Without skipping anything, write out each record below exactly.

***** The input *****

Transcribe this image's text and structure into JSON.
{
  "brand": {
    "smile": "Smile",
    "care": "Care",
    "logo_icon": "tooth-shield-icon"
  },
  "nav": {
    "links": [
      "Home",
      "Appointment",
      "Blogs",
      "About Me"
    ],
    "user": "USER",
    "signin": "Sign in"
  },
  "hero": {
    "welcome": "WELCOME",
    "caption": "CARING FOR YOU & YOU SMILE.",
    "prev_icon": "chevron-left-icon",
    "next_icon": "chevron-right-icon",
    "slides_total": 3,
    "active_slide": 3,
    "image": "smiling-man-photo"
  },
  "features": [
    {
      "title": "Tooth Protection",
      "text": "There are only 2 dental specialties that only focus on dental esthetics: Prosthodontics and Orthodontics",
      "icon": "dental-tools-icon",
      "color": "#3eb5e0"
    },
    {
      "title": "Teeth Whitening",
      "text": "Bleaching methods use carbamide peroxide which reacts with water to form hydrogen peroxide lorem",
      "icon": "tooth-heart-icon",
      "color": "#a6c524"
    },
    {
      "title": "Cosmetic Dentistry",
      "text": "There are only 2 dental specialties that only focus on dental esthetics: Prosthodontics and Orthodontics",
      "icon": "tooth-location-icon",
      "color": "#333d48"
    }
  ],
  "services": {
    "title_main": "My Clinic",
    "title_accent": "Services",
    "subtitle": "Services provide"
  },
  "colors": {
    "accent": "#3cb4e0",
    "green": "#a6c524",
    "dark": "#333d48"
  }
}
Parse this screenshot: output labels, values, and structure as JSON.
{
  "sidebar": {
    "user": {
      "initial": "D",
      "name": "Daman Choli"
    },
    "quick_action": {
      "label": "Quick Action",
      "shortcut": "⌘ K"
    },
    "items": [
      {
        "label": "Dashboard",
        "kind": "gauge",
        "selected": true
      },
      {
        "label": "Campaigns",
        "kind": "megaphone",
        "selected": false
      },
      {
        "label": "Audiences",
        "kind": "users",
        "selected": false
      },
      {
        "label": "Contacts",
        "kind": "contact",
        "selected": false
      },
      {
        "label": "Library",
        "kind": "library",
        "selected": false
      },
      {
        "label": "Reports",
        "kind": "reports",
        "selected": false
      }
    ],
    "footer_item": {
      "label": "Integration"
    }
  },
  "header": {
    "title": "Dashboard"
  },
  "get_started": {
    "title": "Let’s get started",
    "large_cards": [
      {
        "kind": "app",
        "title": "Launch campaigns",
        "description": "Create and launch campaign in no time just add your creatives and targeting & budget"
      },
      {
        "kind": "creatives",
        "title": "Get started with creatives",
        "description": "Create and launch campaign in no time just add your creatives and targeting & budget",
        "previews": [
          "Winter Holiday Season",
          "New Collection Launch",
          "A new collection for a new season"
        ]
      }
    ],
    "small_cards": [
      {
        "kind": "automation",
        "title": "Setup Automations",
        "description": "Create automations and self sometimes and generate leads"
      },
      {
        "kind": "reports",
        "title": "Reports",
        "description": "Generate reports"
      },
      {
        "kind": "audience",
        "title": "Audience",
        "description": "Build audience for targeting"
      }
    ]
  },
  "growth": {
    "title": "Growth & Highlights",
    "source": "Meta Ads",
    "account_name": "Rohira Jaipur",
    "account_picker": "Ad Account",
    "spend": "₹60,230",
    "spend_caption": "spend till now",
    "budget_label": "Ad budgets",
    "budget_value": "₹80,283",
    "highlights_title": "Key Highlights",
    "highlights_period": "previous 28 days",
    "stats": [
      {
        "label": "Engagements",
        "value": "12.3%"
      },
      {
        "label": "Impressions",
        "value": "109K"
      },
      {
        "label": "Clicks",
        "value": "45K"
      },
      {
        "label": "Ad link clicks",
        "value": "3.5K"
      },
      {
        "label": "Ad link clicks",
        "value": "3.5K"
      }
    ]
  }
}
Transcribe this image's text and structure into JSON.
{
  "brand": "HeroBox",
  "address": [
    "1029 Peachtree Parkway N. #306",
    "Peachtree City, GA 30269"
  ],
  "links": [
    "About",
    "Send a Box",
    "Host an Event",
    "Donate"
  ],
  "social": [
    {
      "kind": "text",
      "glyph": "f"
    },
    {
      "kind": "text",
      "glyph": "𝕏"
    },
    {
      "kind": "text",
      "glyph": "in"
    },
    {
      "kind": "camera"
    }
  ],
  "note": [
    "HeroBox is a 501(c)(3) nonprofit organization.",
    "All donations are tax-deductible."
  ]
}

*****

Exercise output
Transcribe this image's text and structure into JSON.
{
  "brand": {
    "smile": "Smile",
    "care": "Care",
    "logo_icon": "tooth-shield-icon"
  },
  "nav": {
    "links": [
      "Home",
      "Appointment",
      "Blogs",
      "About Me"
    ],
    "user": "USER",
    "signin": "Sign in"
  },
  "hero": {
    "welcome": "WELCOME",
    "caption": "CARING FOR YOU & YOU SMILE.",
    "prev_icon": "chevron-left-icon",
    "next_icon": "chevron-right-icon",
    "slides_total": 3,
    "active_slide": 3,
    "image": "smiling-man-photo"
  },
  "features": [
    {
      "title": "Tooth Protection",
      "text": "There are only 2 dental specialties that only focus on dental esthetics: Prosthodontics and Orthodontics",
      "icon": "dental-tools-icon",
      "color": "#3eb5e0"
    },
    {
      "title": "Teeth Whitening",
      "text": "Bleaching methods use carbamide peroxide which reacts with water to form hydrogen peroxide lorem",
      "icon": "tooth-heart-icon",
      "color": "#a6c524"
    },
    {
      "title": "Cosmetic Dentistry",
      "text": "There are only 2 dental specialties that only focus on dental esthetics: Prosthodontics and Orthodontics",
      "icon": "tooth-location-icon",
      "color": "#333d48"
    }
  ],
  "services": {
    "title_main": "My Clinic",
    "title_accent": "Services",
    "subtitle": "Services provide"
  },
  "colors": {
    "accent": "#3cb4e0",
    "green": "#a6c524",
    "dark": "#333d48"
  }
}
Parse this screenshot: output labels, values, and structure as JSON.
{
  "sidebar": {
    "user": {
      "initial": "D",
      "name": "Daman Choli"
    },
    "quick_action": {
      "label": "Quick Action",
      "shortcut": "⌘ K"
    },
    "items": [
      {
        "label": "Dashboard",
        "kind": "gauge",
        "selected": true
      },
      {
        "label": "Campaigns",
        "kind": "megaphone",
        "selected": false
      },
      {
        "label": "Audiences",
        "kind": "users",
        "selected": false
      },
      {
        "label": "Contacts",
        "kind": "contact",
        "selected": false
      },
      {
        "label": "Library",
        "kind": "library",
        "selected": false
      },
      {
        "label": "Reports",
        "kind": "reports",
        "selected": false
      }
    ],
    "footer_item": {
      "label": "Integration"
    }
  },
  "header": {
    "title": "Dashboard"
  },
  "get_started": {
    "title": "Let’s get started",
    "large_cards": [
      {
        "kind": "app",
        "title": "Launch campaigns",
        "description": "Create and launch campaign in no time just add your creatives and targeting & budget"
      },
      {
        "kind": "creatives",
        "title": "Get started with creatives",
        "description": "Create and launch campaign in no time just add your creatives and targeting & budget",
        "previews": [
          "Winter Holiday Season",
          "New Collection Launch",
          "A new collection for a new season"
        ]
      }
    ],
    "small_cards": [
      {
        "kind": "automation",
        "title": "Setup Automations",
        "description": "Create automations and self sometimes and generate leads"
      },
      {
        "kind": "reports",
        "title": "Reports",
        "description": "Generate reports"
      },
      {
        "kind": "audience",
        "title": "Audience",
        "description": "Build audience for targeting"
      }
    ]
  },
  "growth": {
    "title": "Growth & Highlights",
    "source": "Meta Ads",
    "account_name": "Rohira Jaipur",
    "account_picker": "Ad Account",
    "spend": "₹60,230",
    "spend_caption": "spend till now",
    "budget_label": "Ad budgets",
    "budget_value": "₹80,283",
    "highlights_title": "Key Highlights",
    "highlights_period": "previous 28 days",
    "stats": [
      {
        "label": "Engagements",
        "value": "12.3%"
      },
      {
        "label": "Impressions",
        "value": "109K"
      },
      {
        "label": "Clicks",
        "value": "45K"
      },
      {
        "label": "Ad link clicks",
        "value": "3.5K"
      },
      {
        "label": "Ad link clicks",
        "value": "3.5K"
      }
    ]
  }
}
Transcribe this image's text and structure into JSON.
{
  "brand": "HeroBox",
  "address": [
    "1029 Peachtree Parkway N. #306",
    "Peachtree City, GA 30269"
  ],
  "links": [
    "About",
    "Send a Box",
    "Host an Event",
    "Donate"
  ],
  "social": [
    {
      "kind": "text",
      "glyph": "f"
    },
    {
      "kind": "text",
      "glyph": "𝕏"
    },
    {
      "kind": "text",
      "glyph": "in"
    },
    {
      "kind": "camera"
    }
  ],
  "note": [
    "HeroBox is a 501(c)(3) nonprofit organization.",
    "All donations are tax-deductible."
  ]
}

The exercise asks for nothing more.